— WHAT TO PRODUCE —
Please write out all the entries exactly, without the pictures.

— MATERIAL FOR THIS TASK —
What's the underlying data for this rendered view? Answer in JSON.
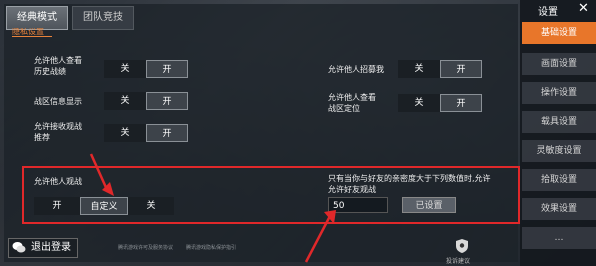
{
  "tabs": [
    "经典模式",
    "团队竞技"
  ],
  "section_title": "隐私设置",
  "rows": [
    {
      "label_l1": "允许他人查看",
      "label_l2": "历史战绩",
      "off": "关",
      "on": "开",
      "state": "on"
    },
    {
      "label_l1": "允许他人招募我",
      "label_l2": "",
      "off": "关",
      "on": "开",
      "state": "on"
    },
    {
      "label_l1": "战区信息显示",
      "label_l2": "",
      "off": "关",
      "on": "开",
      "state": "on"
    },
    {
      "label_l1": "允许他人查看",
      "label_l2": "战区定位",
      "off": "关",
      "on": "开",
      "state": "on"
    },
    {
      "label_l1": "允许接收观战",
      "label_l2": "推荐",
      "off": "关",
      "on": "开",
      "state": "on"
    }
  ],
  "spectate": {
    "label": "允许他人观战",
    "options": [
      "开",
      "自定义",
      "关"
    ],
    "selected": "自定义",
    "hint_l1": "只有当你与好友的亲密度大于下列数值时,允许",
    "hint_l2": "允许好友观战",
    "value": "50",
    "set_button": "已设置"
  },
  "sidebar": {
    "title": "设置",
    "close": "✕",
    "items": [
      "基础设置",
      "画面设置",
      "操作设置",
      "载具设置",
      "灵敏度设置",
      "拾取设置",
      "效果设置",
      "…"
    ],
    "active": "基础设置"
  },
  "footer": {
    "logout": "退出登录",
    "fine1": "腾讯游戏许可及服务协议",
    "fine2": "腾讯游戏隐私保护指引",
    "badge_caption": "投诉建议"
  },
  "colors": {
    "accent": "#e8762a",
    "highlight_box": "#e0282a"
  }
}
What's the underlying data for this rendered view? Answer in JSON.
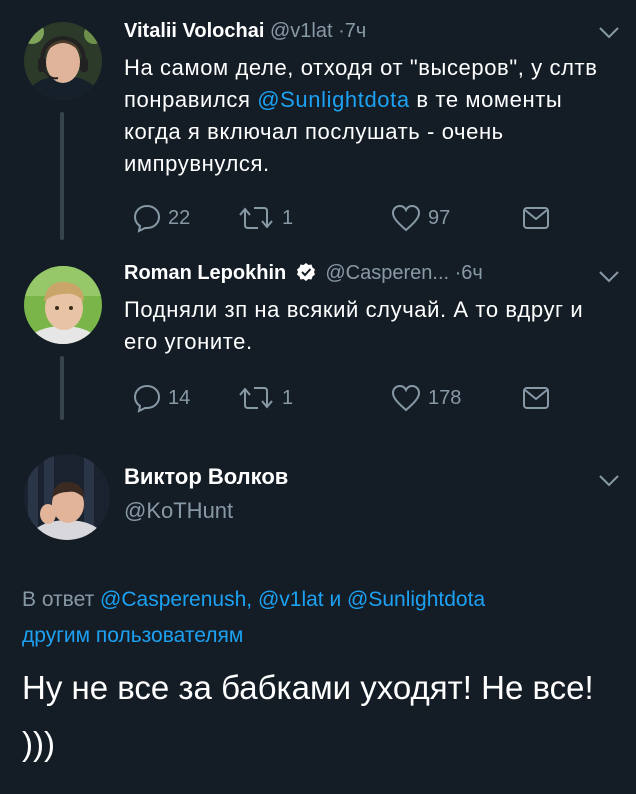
{
  "tweets": [
    {
      "name": "Vitalii Volochai",
      "handle": "@v1lat",
      "time": "7ч",
      "text_before": "На самом деле, отходя от \"высеров\", у слтв понравился ",
      "mention": "@Sunlightdota",
      "text_after": " в те моменты когда я включал послушать - очень импрувнулся.",
      "replies": "22",
      "retweets": "1",
      "likes": "97"
    },
    {
      "name": "Roman Lepokhin",
      "handle": "@Casperen...",
      "time": "6ч",
      "verified": true,
      "text": "Подняли зп на всякий случай. А то вдруг и его угоните.",
      "replies": "14",
      "retweets": "1",
      "likes": "178"
    }
  ],
  "main_tweet": {
    "name": "Виктор Волков",
    "handle": "@KoTHunt",
    "reply_prefix": "В ответ ",
    "reply_mention_1": "@Casperenush",
    "reply_sep_1": ", ",
    "reply_mention_2": "@v1lat",
    "reply_sep_2": " и ",
    "reply_mention_3": "@Sunlightdota",
    "reply_others": "другим пользователям",
    "text": "Ну не все за бабками уходят! Не все!  )))"
  },
  "colors": {
    "background": "#141d26",
    "accent": "#1da1f2",
    "muted": "#8899a6"
  },
  "icons": [
    "reply-icon",
    "retweet-icon",
    "like-icon",
    "message-icon",
    "chevron-down-icon",
    "verified-icon"
  ]
}
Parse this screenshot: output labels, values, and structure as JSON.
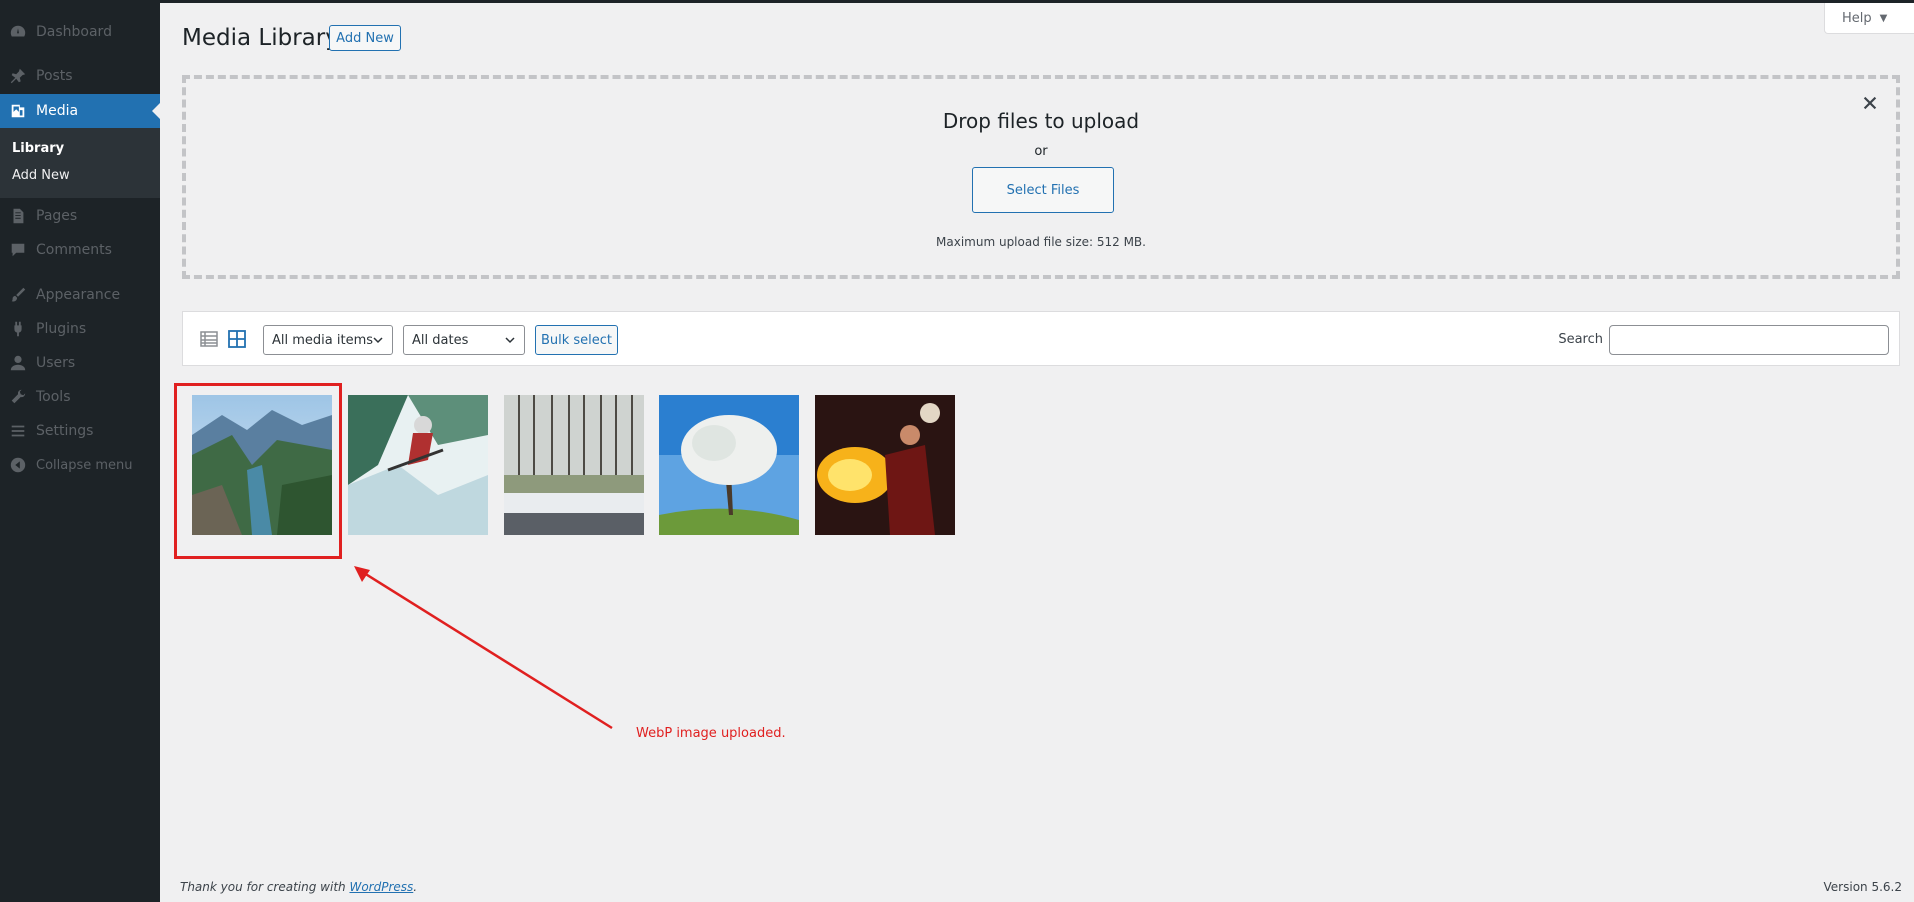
{
  "sidebar": {
    "items": [
      {
        "label": "Dashboard",
        "icon": "dashboard-icon"
      },
      {
        "label": "Posts",
        "icon": "pin-icon"
      },
      {
        "label": "Media",
        "icon": "media-icon",
        "active": true
      },
      {
        "label": "Pages",
        "icon": "pages-icon"
      },
      {
        "label": "Comments",
        "icon": "comments-icon"
      },
      {
        "label": "Appearance",
        "icon": "brush-icon"
      },
      {
        "label": "Plugins",
        "icon": "plug-icon"
      },
      {
        "label": "Users",
        "icon": "users-icon"
      },
      {
        "label": "Tools",
        "icon": "wrench-icon"
      },
      {
        "label": "Settings",
        "icon": "settings-icon"
      },
      {
        "label": "Collapse menu",
        "icon": "collapse-icon"
      }
    ],
    "submenu": [
      "Library",
      "Add New"
    ]
  },
  "header": {
    "title": "Media Library",
    "add_new": "Add New",
    "help": "Help"
  },
  "uploader": {
    "title": "Drop files to upload",
    "or": "or",
    "select_files": "Select Files",
    "max_size": "Maximum upload file size: 512 MB."
  },
  "toolbar": {
    "media_filter": "All media items",
    "date_filter": "All dates",
    "bulk_select": "Bulk select",
    "search_label": "Search",
    "search_value": ""
  },
  "annotation": "WebP image uploaded.",
  "footer": {
    "thank_you": "Thank you for creating with ",
    "wordpress": "WordPress",
    "period": ".",
    "version": "Version 5.6.2"
  },
  "colors": {
    "sidebar_bg": "#1d2327",
    "accent": "#2271b1",
    "annotation_red": "#e02020"
  }
}
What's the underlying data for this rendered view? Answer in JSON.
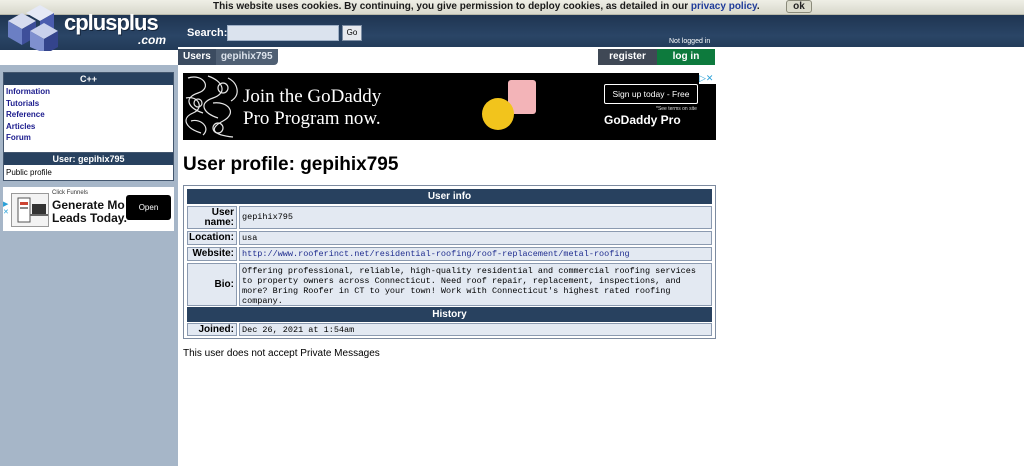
{
  "cookie_bar": {
    "text": "This website uses cookies. By continuing, you give permission to deploy cookies, as detailed in our",
    "link": "privacy policy",
    "ok_label": "ok"
  },
  "header": {
    "logo_name": "cplusplus",
    "logo_tld": ".com",
    "search_label": "Search:",
    "search_value": "",
    "go_label": "Go",
    "login_status": "Not logged in"
  },
  "breadcrumb": {
    "section": "Users",
    "current": "gepihix795"
  },
  "auth": {
    "register_label": "register",
    "login_label": "log in"
  },
  "sidebar": {
    "cpp_title": "C++",
    "items": [
      {
        "label": "Information"
      },
      {
        "label": "Tutorials"
      },
      {
        "label": "Reference"
      },
      {
        "label": "Articles"
      },
      {
        "label": "Forum"
      }
    ],
    "user_title": "User: gepihix795",
    "user_items": [
      {
        "label": "Public profile"
      }
    ]
  },
  "side_ad": {
    "brand": "Click Funnels",
    "headline_1": "Generate Mo",
    "headline_2": "Leads Today.",
    "open_label": "Open"
  },
  "banner_ad": {
    "line1": "Join the GoDaddy",
    "line2": "Pro Program now.",
    "cta": "Sign up today - Free",
    "terms": "*See terms on site",
    "logo": "GoDaddy Pro"
  },
  "profile": {
    "title": "User profile: gepihix795",
    "user_info_heading": "User info",
    "history_heading": "History",
    "fields": {
      "username_label": "User name:",
      "username_value": "gepihix795",
      "location_label": "Location:",
      "location_value": "usa",
      "website_label": "Website:",
      "website_value": "http://www.rooferinct.net/residential-roofing/roof-replacement/metal-roofing",
      "bio_label": "Bio:",
      "bio_value": "Offering professional, reliable, high-quality residential and commercial roofing services to property owners across Connecticut. Need roof repair, replacement, inspections, and more? Bring Roofer in CT to your town! Work with Connecticut's highest rated roofing company.",
      "joined_label": "Joined:",
      "joined_value": "Dec 26, 2021 at 1:54am"
    },
    "pm_note": "This user does not accept Private Messages"
  },
  "colors": {
    "header_bg": "#223a58",
    "sidebar_bg": "#a6b6c8",
    "section_head": "#28415f",
    "login_green": "#0d7a3d",
    "link_blue": "#1b1b8d"
  }
}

— RESULT OF THE TASK —
What's the underlying data for this rendered view? Answer in JSON.
{
  "tabs": [
    "经典模式",
    "团队竞技"
  ],
  "section_title": "隐私设置",
  "rows": [
    {
      "label_l1": "允许他人查看",
      "label_l2": "历史战绩",
      "off": "关",
      "on": "开",
      "state": "on"
    },
    {
      "label_l1": "允许他人招募我",
      "label_l2": "",
      "off": "关",
      "on": "开",
      "state": "on"
    },
    {
      "label_l1": "战区信息显示",
      "label_l2": "",
      "off": "关",
      "on": "开",
      "state": "on"
    },
    {
      "label_l1": "允许他人查看",
      "label_l2": "战区定位",
      "off": "关",
      "on": "开",
      "state": "on"
    },
    {
      "label_l1": "允许接收观战",
      "label_l2": "推荐",
      "off": "关",
      "on": "开",
      "state": "on"
    }
  ],
  "spectate": {
    "label": "允许他人观战",
    "options": [
      "开",
      "自定义",
      "关"
    ],
    "selected": "自定义",
    "hint_l1": "只有当你与好友的亲密度大于下列数值时,允许",
    "hint_l2": "允许好友观战",
    "value": "50",
    "set_button": "已设置"
  },
  "sidebar": {
    "title": "设置",
    "close": "✕",
    "items": [
      "基础设置",
      "画面设置",
      "操作设置",
      "载具设置",
      "灵敏度设置",
      "拾取设置",
      "效果设置",
      "…"
    ],
    "active": "基础设置"
  },
  "footer": {
    "logout": "退出登录",
    "fine1": "腾讯游戏许可及服务协议",
    "fine2": "腾讯游戏隐私保护指引",
    "badge_caption": "投诉建议"
  },
  "colors": {
    "accent": "#e8762a",
    "highlight_box": "#e0282a"
  }
}
What's the underlying data for this rendered view? Answer in JSON.
{
  "tweets": [
    {
      "name": "Vitalii Volochai",
      "handle": "@v1lat",
      "time": "7ч",
      "text_before": "На самом деле, отходя от \"высеров\", у слтв понравился ",
      "mention": "@Sunlightdota",
      "text_after": " в те моменты когда я включал послушать - очень импрувнулся.",
      "replies": "22",
      "retweets": "1",
      "likes": "97"
    },
    {
      "name": "Roman Lepokhin",
      "handle": "@Casperen...",
      "time": "6ч",
      "verified": true,
      "text": "Подняли зп на всякий случай. А то вдруг и его угоните.",
      "replies": "14",
      "retweets": "1",
      "likes": "178"
    }
  ],
  "main_tweet": {
    "name": "Виктор Волков",
    "handle": "@KoTHunt",
    "reply_prefix": "В ответ ",
    "reply_mention_1": "@Casperenush",
    "reply_sep_1": ", ",
    "reply_mention_2": "@v1lat",
    "reply_sep_2": " и ",
    "reply_mention_3": "@Sunlightdota",
    "reply_others": "другим пользователям",
    "text": "Ну не все за бабками уходят! Не все!  )))"
  },
  "colors": {
    "background": "#141d26",
    "accent": "#1da1f2",
    "muted": "#8899a6"
  },
  "icons": [
    "reply-icon",
    "retweet-icon",
    "like-icon",
    "message-icon",
    "chevron-down-icon",
    "verified-icon"
  ]
}
Parse this screenshot: output labels, values, and structure as JSON.
{
  "sidebar": {
    "items": [
      {
        "label": "Dashboard",
        "icon": "dashboard-icon"
      },
      {
        "label": "Posts",
        "icon": "pin-icon"
      },
      {
        "label": "Media",
        "icon": "media-icon",
        "active": true
      },
      {
        "label": "Pages",
        "icon": "pages-icon"
      },
      {
        "label": "Comments",
        "icon": "comments-icon"
      },
      {
        "label": "Appearance",
        "icon": "brush-icon"
      },
      {
        "label": "Plugins",
        "icon": "plug-icon"
      },
      {
        "label": "Users",
        "icon": "users-icon"
      },
      {
        "label": "Tools",
        "icon": "wrench-icon"
      },
      {
        "label": "Settings",
        "icon": "settings-icon"
      },
      {
        "label": "Collapse menu",
        "icon": "collapse-icon"
      }
    ],
    "submenu": [
      "Library",
      "Add New"
    ]
  },
  "header": {
    "title": "Media Library",
    "add_new": "Add New",
    "help": "Help"
  },
  "uploader": {
    "title": "Drop files to upload",
    "or": "or",
    "select_files": "Select Files",
    "max_size": "Maximum upload file size: 512 MB."
  },
  "toolbar": {
    "media_filter": "All media items",
    "date_filter": "All dates",
    "bulk_select": "Bulk select",
    "search_label": "Search",
    "search_value": ""
  },
  "annotation": "WebP image uploaded.",
  "footer": {
    "thank_you": "Thank you for creating with ",
    "wordpress": "WordPress",
    "period": ".",
    "version": "Version 5.6.2"
  },
  "colors": {
    "sidebar_bg": "#1d2327",
    "accent": "#2271b1",
    "annotation_red": "#e02020"
  }
}
What's the underlying data for this rendered view? Answer in JSON.
{
  "cookie_bar": {
    "text": "This website uses cookies. By continuing, you give permission to deploy cookies, as detailed in our",
    "link": "privacy policy",
    "ok_label": "ok"
  },
  "header": {
    "logo_name": "cplusplus",
    "logo_tld": ".com",
    "search_label": "Search:",
    "search_value": "",
    "go_label": "Go",
    "login_status": "Not logged in"
  },
  "breadcrumb": {
    "section": "Users",
    "current": "gepihix795"
  },
  "auth": {
    "register_label": "register",
    "login_label": "log in"
  },
  "sidebar": {
    "cpp_title": "C++",
    "items": [
      {
        "label": "Information"
      },
      {
        "label": "Tutorials"
      },
      {
        "label": "Reference"
      },
      {
        "label": "Articles"
      },
      {
        "label": "Forum"
      }
    ],
    "user_title": "User: gepihix795",
    "user_items": [
      {
        "label": "Public profile"
      }
    ]
  },
  "side_ad": {
    "brand": "Click Funnels",
    "headline_1": "Generate Mo",
    "headline_2": "Leads Today.",
    "open_label": "Open"
  },
  "banner_ad": {
    "line1": "Join the GoDaddy",
    "line2": "Pro Program now.",
    "cta": "Sign up today - Free",
    "terms": "*See terms on site",
    "logo": "GoDaddy Pro"
  },
  "profile": {
    "title": "User profile: gepihix795",
    "user_info_heading": "User info",
    "history_heading": "History",
    "fields": {
      "username_label": "User name:",
      "username_value": "gepihix795",
      "location_label": "Location:",
      "location_value": "usa",
      "website_label": "Website:",
      "website_value": "http://www.rooferinct.net/residential-roofing/roof-replacement/metal-roofing",
      "bio_label": "Bio:",
      "bio_value": "Offering professional, reliable, high-quality residential and commercial roofing services to property owners across Connecticut. Need roof repair, replacement, inspections, and more? Bring Roofer in CT to your town! Work with Connecticut's highest rated roofing company.",
      "joined_label": "Joined:",
      "joined_value": "Dec 26, 2021 at 1:54am"
    },
    "pm_note": "This user does not accept Private Messages"
  },
  "colors": {
    "header_bg": "#223a58",
    "sidebar_bg": "#a6b6c8",
    "section_head": "#28415f",
    "login_green": "#0d7a3d",
    "link_blue": "#1b1b8d"
  }
}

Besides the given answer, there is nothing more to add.